Estate Planning Checklist in California

Everyone has an “Estate.” Planning for guardianship, asset flow & protection, charitable giving & deductions, and tax implications can provide you with financial confidence knowing you and yours are covered.


A knowledgeable and experienced Estate Planning advisor works to limit estate tax issues and costly probate court fees while protecting the things you hold dear. Ensuring correct asset titling and flow to your intended heirs or beneficiaries. Meanwhile, providing unique gifting strategies, incapacity planning, and intra-family planning techniques that most advisors are unfamiliar with.

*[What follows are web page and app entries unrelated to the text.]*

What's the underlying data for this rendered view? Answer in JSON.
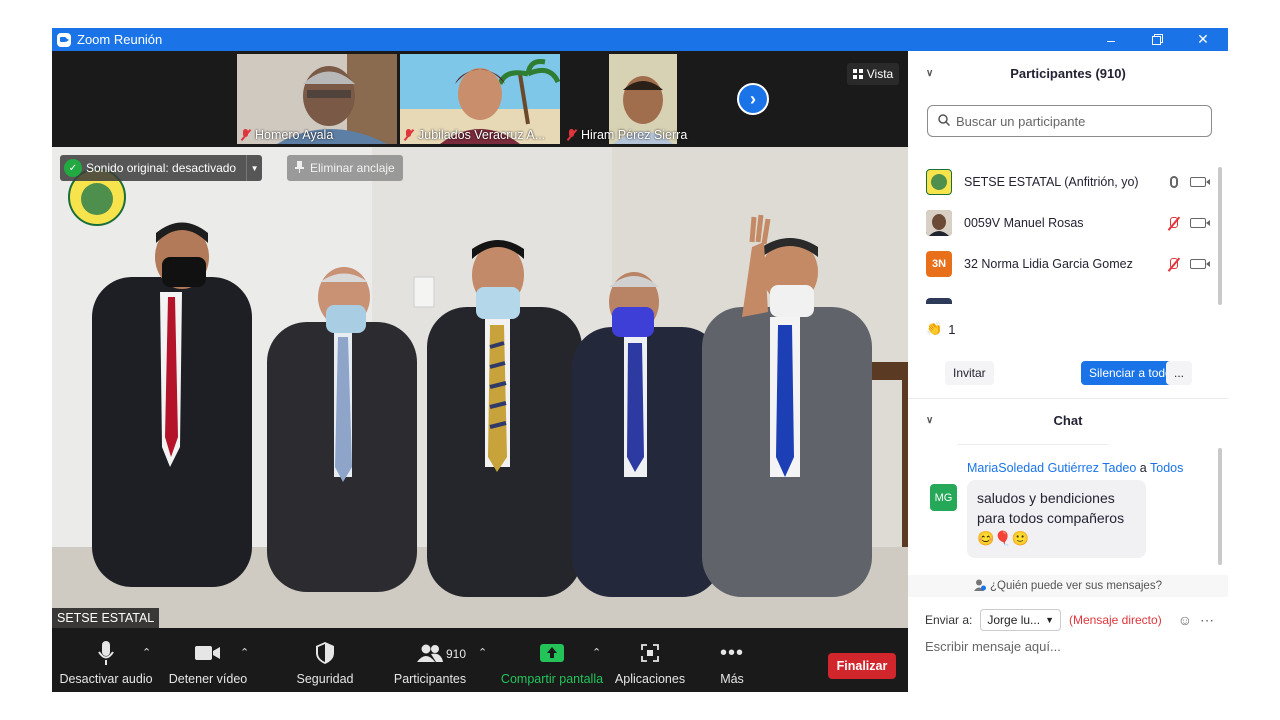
{
  "window": {
    "title": "Zoom Reunión"
  },
  "gallery": {
    "thumbs": [
      {
        "name": "Homero Ayala"
      },
      {
        "name": "Jubilados Veracruz A..."
      },
      {
        "name": "Hiram Pérez Sierra"
      }
    ],
    "view_label": "Vista"
  },
  "main_video": {
    "original_sound": "Sonido original: desactivado",
    "unpin_label": "Eliminar anclaje",
    "speaker_name": "SETSE ESTATAL"
  },
  "toolbar": {
    "mute_label": "Desactivar audio",
    "video_label": "Detener vídeo",
    "security_label": "Seguridad",
    "participants_label": "Participantes",
    "participants_count": "910",
    "share_label": "Compartir pantalla",
    "apps_label": "Aplicaciones",
    "more_label": "Más",
    "end_label": "Finalizar"
  },
  "participants_panel": {
    "title": "Participantes (910)",
    "search_placeholder": "Buscar un participante",
    "rows": [
      {
        "name": "SETSE ESTATAL (Anfitrión, yo)",
        "initials": "",
        "muted": false
      },
      {
        "name": "0059V Manuel Rosas",
        "initials": "",
        "muted": true
      },
      {
        "name": "32 Norma Lidia Garcia Gomez",
        "initials": "3N",
        "muted": true
      }
    ],
    "reaction_count": "1",
    "invite_label": "Invitar",
    "mute_all_label": "Silenciar a todos",
    "more_label": "..."
  },
  "chat_panel": {
    "title": "Chat",
    "message": {
      "sender": "MariaSoledad Gutiérrez Tadeo",
      "connector": "a",
      "recipient": "Todos",
      "initials": "MG",
      "text_line1": "saludos y bendiciones",
      "text_line2": "para todos compañeros",
      "emojis": "😊🎈🙂"
    },
    "who_can_see": "¿Quién puede ver sus mensajes?",
    "send_to_label": "Enviar a:",
    "send_to_value": "Jorge lu...",
    "direct_message": "(Mensaje directo)",
    "input_placeholder": "Escribir mensaje aquí..."
  },
  "colors": {
    "accent": "#1a74e8",
    "end": "#d0262c",
    "share": "#23c35a",
    "muted": "#e0353b"
  }
}
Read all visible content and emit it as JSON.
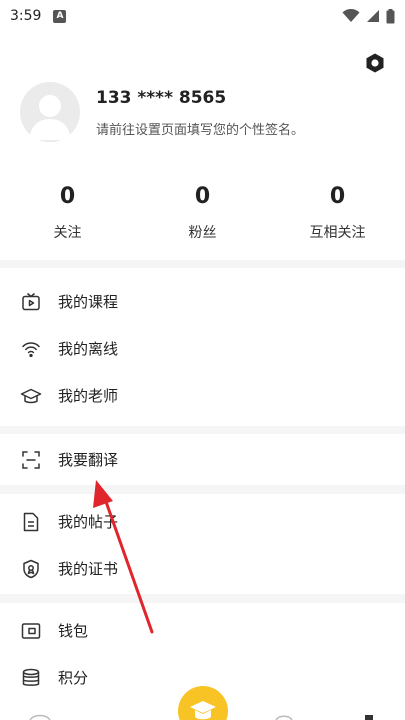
{
  "status_bar": {
    "time": "3:59",
    "notification_letter": "A"
  },
  "profile": {
    "name": "133 **** 8565",
    "signature": "请前往设置页面填写您的个性签名。",
    "stats": [
      {
        "value": "0",
        "label": "关注"
      },
      {
        "value": "0",
        "label": "粉丝"
      },
      {
        "value": "0",
        "label": "互相关注"
      }
    ]
  },
  "menu": {
    "courses": "我的课程",
    "offline": "我的离线",
    "teachers": "我的老师",
    "translate": "我要翻译",
    "posts": "我的帖子",
    "certificates": "我的证书",
    "wallet": "钱包",
    "points": "积分"
  },
  "colors": {
    "accent": "#f7c325",
    "annotation_arrow": "#e0262c"
  }
}
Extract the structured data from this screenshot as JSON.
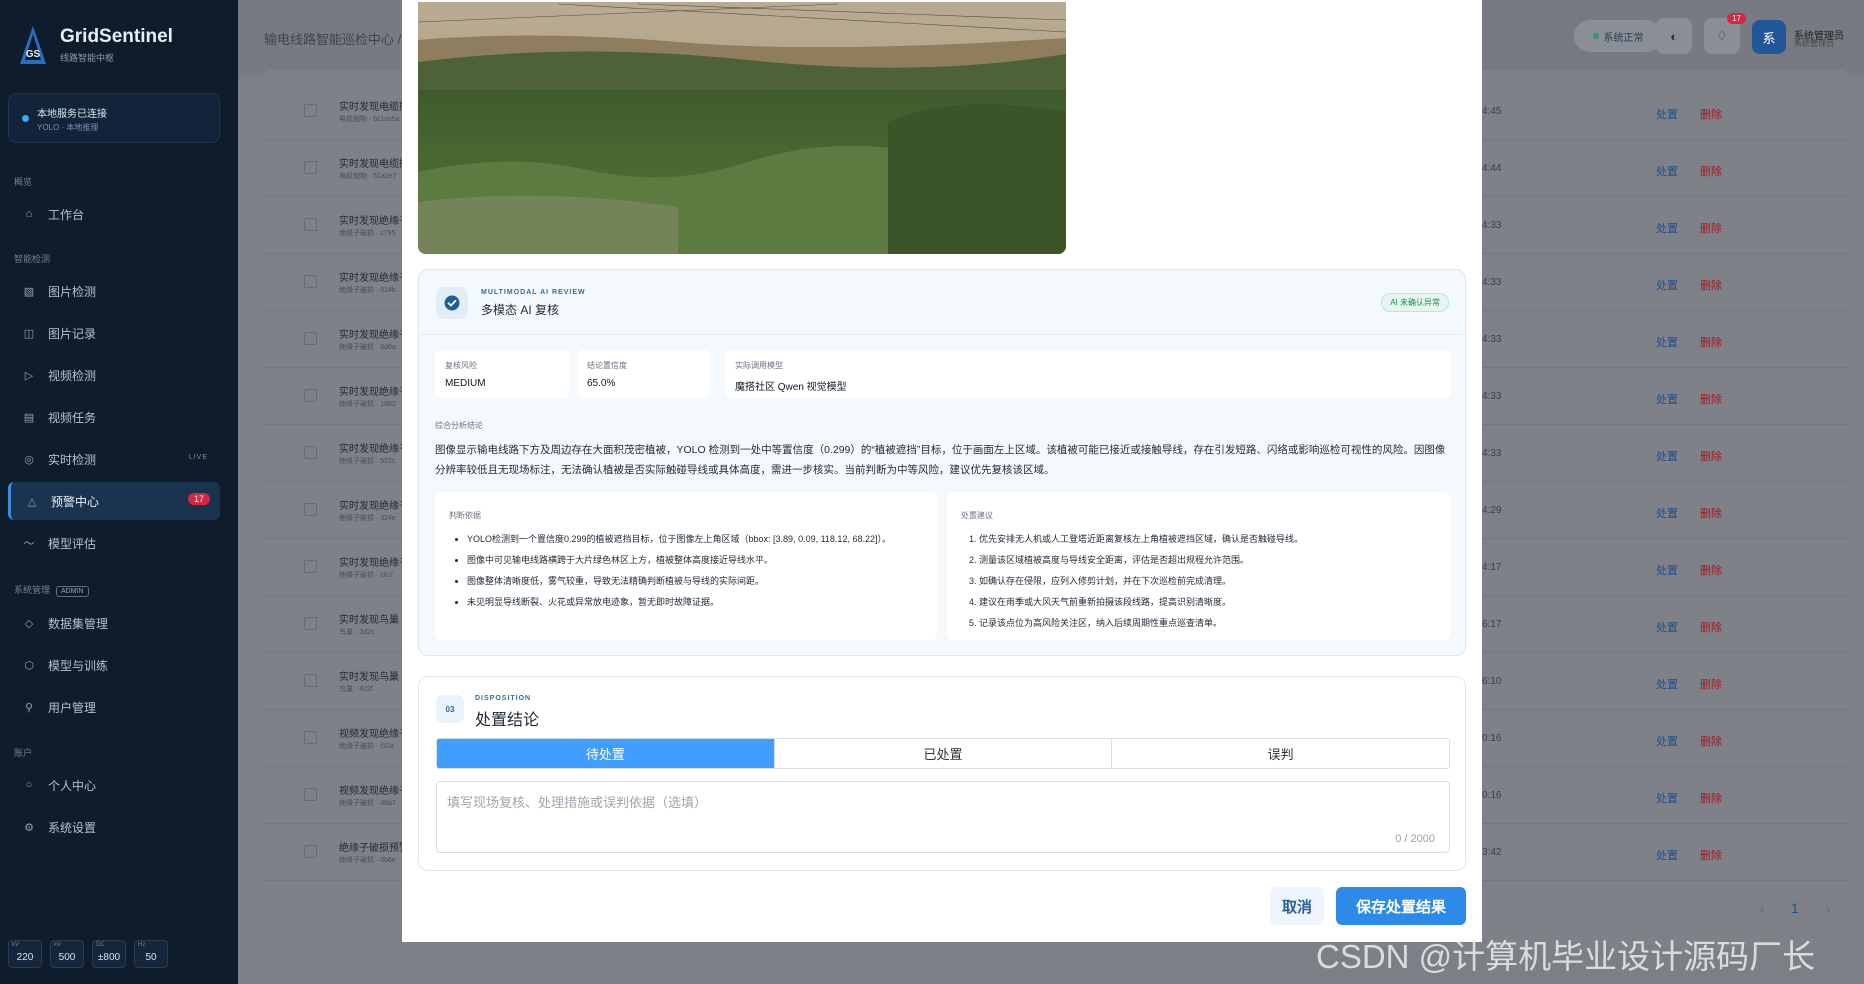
{
  "colors": {
    "accent": "#409eff",
    "sidebar_bg": "#0f1c2c",
    "danger": "#d7263d",
    "success": "#1d8a55"
  },
  "brand": {
    "logo_text": "GS",
    "name": "GridSentinel",
    "sub": "线路智能中枢"
  },
  "service": {
    "title": "本地服务已连接",
    "sub": "YOLO · 本地推理"
  },
  "sidebar": {
    "sections": [
      {
        "label": "概览"
      },
      {
        "label": "智能检测"
      },
      {
        "label": "系统管理",
        "tag": "ADMIN"
      },
      {
        "label": "账户"
      }
    ],
    "items": [
      {
        "label": "工作台",
        "icon": "home-icon"
      },
      {
        "label": "图片检测",
        "icon": "image-icon"
      },
      {
        "label": "图片记录",
        "icon": "records-icon"
      },
      {
        "label": "视频检测",
        "icon": "play-icon"
      },
      {
        "label": "视频任务",
        "icon": "tasks-icon"
      },
      {
        "label": "实时检测",
        "icon": "camera-icon",
        "tag": "LIVE"
      },
      {
        "label": "预警中心",
        "icon": "alert-icon",
        "badge": "17"
      },
      {
        "label": "模型评估",
        "icon": "trend-icon"
      },
      {
        "label": "数据集管理",
        "icon": "dataset-icon"
      },
      {
        "label": "模型与训练",
        "icon": "model-icon"
      },
      {
        "label": "用户管理",
        "icon": "user-icon"
      },
      {
        "label": "个人中心",
        "icon": "profile-icon"
      },
      {
        "label": "系统设置",
        "icon": "settings-icon"
      }
    ],
    "stats": [
      {
        "k": "kV",
        "v": "220"
      },
      {
        "k": "kV",
        "v": "500"
      },
      {
        "k": "DC",
        "v": "±800"
      },
      {
        "k": "Hz",
        "v": "50"
      }
    ]
  },
  "topbar": {
    "breadcrumb": "输电线路智能巡检中心 /",
    "status": "系统正常",
    "notif_count": "17",
    "avatar_char": "系",
    "user_name": "系统管理员",
    "user_role": "系统管理员"
  },
  "background_list": {
    "rows": [
      {
        "title": "实时发现电缆抛物",
        "sub": "电缆抛物 · bc1ce5a",
        "time": "4:45"
      },
      {
        "title": "实时发现电缆抛物",
        "sub": "电缆抛物 · 51a2e7",
        "time": "4:44"
      },
      {
        "title": "实时发现绝缘子",
        "sub": "绝缘子破损 · c795",
        "time": "4:33"
      },
      {
        "title": "实时发现绝缘子",
        "sub": "绝缘子破损 · 014b",
        "time": "4:33"
      },
      {
        "title": "实时发现绝缘子",
        "sub": "绝缘子破损 · 8d6a",
        "time": "4:33"
      },
      {
        "title": "实时发现绝缘子",
        "sub": "绝缘子破损 · 1862",
        "time": "4:33"
      },
      {
        "title": "实时发现绝缘子",
        "sub": "绝缘子破损 · 522c",
        "time": "4:33"
      },
      {
        "title": "实时发现绝缘子",
        "sub": "绝缘子破损 · 324e",
        "time": "4:29"
      },
      {
        "title": "实时发现绝缘子",
        "sub": "绝缘子破损 · cfc7",
        "time": "4:17"
      },
      {
        "title": "实时发现鸟巢",
        "sub": "鸟巢 · 3d2c",
        "time": "6:17"
      },
      {
        "title": "实时发现鸟巢",
        "sub": "鸟巢 · 422f",
        "time": "6:10"
      },
      {
        "title": "视频发现绝缘子",
        "sub": "绝缘子破损 · f10a",
        "time": "0:16"
      },
      {
        "title": "视频发现绝缘子",
        "sub": "绝缘子破损 · 48a7",
        "time": "0:16"
      },
      {
        "title": "绝缘子破损预警",
        "sub": "绝缘子破损 · 0b6e",
        "time": "3:42"
      }
    ],
    "action_label": "处置",
    "delete_label": "删除",
    "page": "1"
  },
  "modal": {
    "ai_review": {
      "eyebrow": "MULTIMODAL AI REVIEW",
      "title": "多模态 AI 复核",
      "badge": "AI 未确认异常",
      "metrics": [
        {
          "label": "复核风险",
          "value": "MEDIUM"
        },
        {
          "label": "结论置信度",
          "value": "65.0%"
        },
        {
          "label": "实际调用模型",
          "value": "魔搭社区 Qwen 视觉模型"
        }
      ],
      "summary_label": "综合分析结论",
      "summary": "图像显示输电线路下方及周边存在大面积茂密植被，YOLO 检测到一处中等置信度（0.299）的“植被遮挡”目标，位于画面左上区域。该植被可能已接近或接触导线，存在引发短路、闪络或影响巡检可视性的风险。因图像分辨率较低且无现场标注，无法确认植被是否实际触碰导线或具体高度，需进一步核实。当前判断为中等风险，建议优先复核该区域。",
      "evidence_label": "判断依据",
      "evidence": [
        "YOLO检测到一个置信度0.299的植被遮挡目标，位于图像左上角区域（bbox: [3.89, 0.09, 118.12, 68.22]）。",
        "图像中可见输电线路横跨于大片绿色林区上方，植被整体高度接近导线水平。",
        "图像整体清晰度低，雾气较重，导致无法精确判断植被与导线的实际间距。",
        "未见明显导线断裂、火花或异常放电迹象，暂无即时故障证据。"
      ],
      "advice_label": "处置建议",
      "advice": [
        "优先安排无人机或人工登塔近距离复核左上角植被遮挡区域，确认是否触碰导线。",
        "测量该区域植被高度与导线安全距离，评估是否超出规程允许范围。",
        "如确认存在侵限，应列入修剪计划，并在下次巡检前完成清理。",
        "建议在雨季或大风天气前重新拍摄该段线路，提高识别清晰度。",
        "记录该点位为高风险关注区，纳入后续周期性重点巡查清单。"
      ]
    },
    "disposition": {
      "num": "03",
      "eyebrow": "DISPOSITION",
      "title": "处置结论",
      "options": [
        "待处置",
        "已处置",
        "误判"
      ],
      "selected": "待处置",
      "note_value": "",
      "note_placeholder": "填写现场复核、处理措施或误判依据（选填）",
      "note_count": "0 / 2000"
    },
    "cancel_label": "取消",
    "save_label": "保存处置结果"
  },
  "watermark": "CSDN @计算机毕业设计源码厂长"
}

Here is an easy-to-follow estate planning checklist to help you build, protect, and preserve your assets and their intended succession plan. Please reach out with questions, and remember that no two person’s situations are the same.

Take Inventory

Everything you own is considered your estate. Itemizing your assets is the first and most important step in protecting them. To start:

      1. List the value of your home and other real estate along with cars, jewelry, artwork, and other physical assets.
      2. Gather recent statements from your bank, brokerage, and retirement accounts.
      3. Include the location and contents of any safety deposit boxes or safes.
      4. Make a list of all insurance policies, noting their cash values(if any) and death benefits. Include the date of purchase and, if a Term-Life policy, the length of the Term before the premium increases.
      5. List all liabilities, including mortgages, lines of credit, and other debt.

We give our clients access to a powerful financial planning and asset-gathering tool called WealthVision. Which can help organize assets and assist us in planning your financial journey. Let us know if you want to learn more about our financial planning tool.

Drafting Your Estate Plan

Once you have taken inventory, you are almost ready to meet with an estate planning attorney. If you need help finding one, we have a few we like to utilize for our clientele and can connect you. Be prepared to answer these questions, among others…

      1. Who should inherit your assets, and in what proportions?
      2. Who should care for your minor children?
      3. How much is needed for your children’s care and education?
      4. Who should manage your financial affairs if you become incapacitated?
      5. Who should be responsible for distributing your assets?

We have found these commonalities when working with clients that could potentially assist you in deciding what type of estate planning you’ll need.

      1. Essential for ALL
          1. Asset titling and beneficiary designations
          2. Living Will (Guardianship if you have minor children)
          3. Power of Attorney (Medical and Financial)
          4. Advanced Directives
      2. Essential for Most
          1. Life Insurance and Risk Management
      3. Essential for Some
          1. Trusts
          2. Estate Tax Planning (if substantially wealthy)

Putting the Plan in Action

Now it’s time to meet with your estate planning attorney to review the above items and craft the appropriate documents. Keep in mind some of the following…

      1. If you had a trusted created, make sure to fund it immediately. Otherwise, the trust agreement may not take effect, meaning assets may not flow to beneficiaries as you had intended.
      2. Review the beneficiaries on your accounts to ensure correct succession. If possible, retitle non-retirement accounts into your trust to avoid probate court for those assets. Probate court is NOT avoided if the assets are titled (or beneficiary titled) Community Property, Estate, Singly Owned, or Tenancy in Common. I like to remember these by the made-up word COMESTIC.

I suggest you regularly review your estate plan with your Financial Planner to ensure nothing needs to be updated or changed. An iron-clad estate plan can save you and your successors a lot of stress and headaches in the future!

Important Disclosures:

The opinions voiced in this material are for general information only and are not intended to provide specific advice or recommendations for any individual.